Slowly but surely, many US companies are loosening their viselike grips on IT hiring and looking to add new staffers to bolster business growth in the year ahead.
Stories by Rick Saia
The largest professional association of IT leaders wants to make sure its members are ready to act in the event of another terrorist attack like the one that destroyed all the business offices at the World Trade Center.
Tom Ashbrook, a former reporter and deputy managing editor at The Boston Globe, is a co-founder and vice chairman of HomePortfolio.com Inc. in Newton, Mass. The founding of HomePortfolio, and the changes it caused in Ashbrook's life, are chronicled in his book The Leap.
A stay-at-home mother of three, after surfing the Web in her spare time to compare the positions of two candidates running for governor, casts her vote by clicking her mouse, then goes back to tend to the kids.

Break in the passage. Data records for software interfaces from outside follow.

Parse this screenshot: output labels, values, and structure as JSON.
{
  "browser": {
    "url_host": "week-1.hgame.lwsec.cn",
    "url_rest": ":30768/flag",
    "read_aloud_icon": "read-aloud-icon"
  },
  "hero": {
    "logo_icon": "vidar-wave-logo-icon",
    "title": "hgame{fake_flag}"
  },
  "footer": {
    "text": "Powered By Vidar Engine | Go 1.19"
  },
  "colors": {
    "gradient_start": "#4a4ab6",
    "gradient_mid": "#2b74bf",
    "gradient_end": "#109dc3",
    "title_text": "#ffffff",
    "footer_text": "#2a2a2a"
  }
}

The federal government is transforming itself into an online player and will quadruple its Web-related investments over the next five years to become an "e-government," according to analysts at Gartner Group Inc.
With a shade over six months to go, information technology professionals surveyed by Computerworld US are increasingly confident that the year 2000 problem will amount to no more than scattered technological hiccups.

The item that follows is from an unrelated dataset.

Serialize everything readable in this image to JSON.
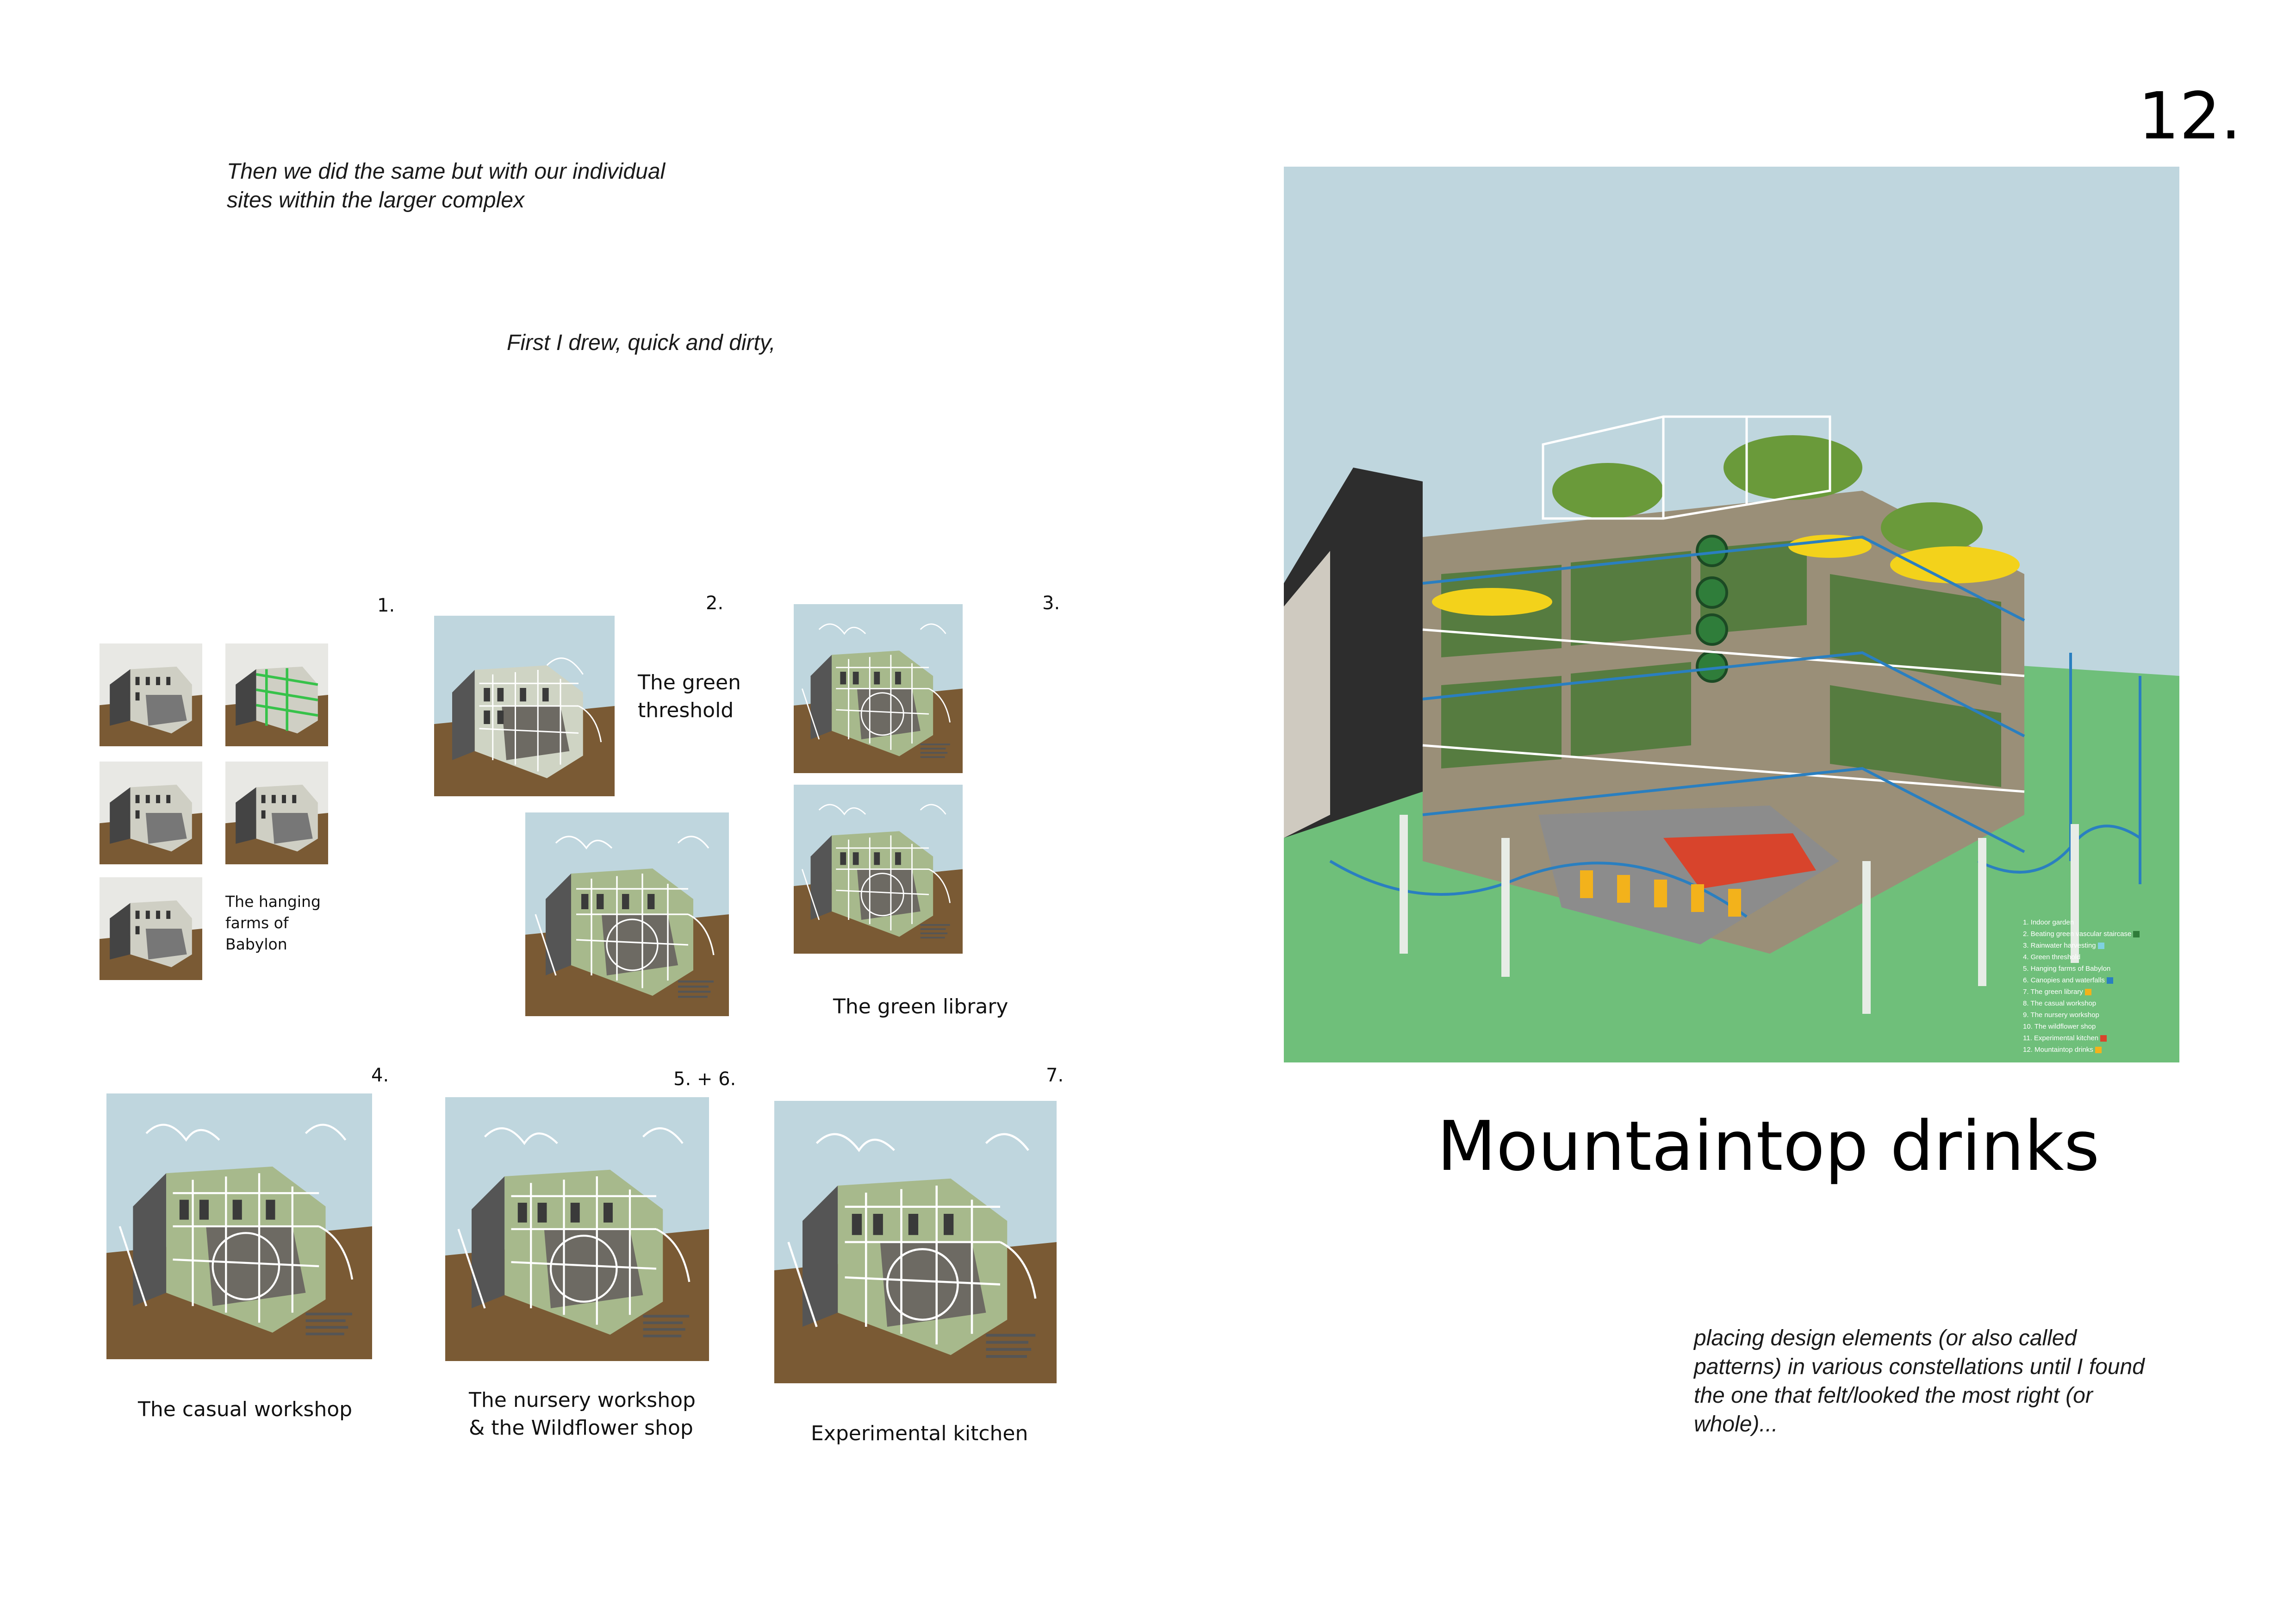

They don't want legislation or regulation. Still, those who think Washington should help corporate America solve its year 2000 problem say it can and should do more.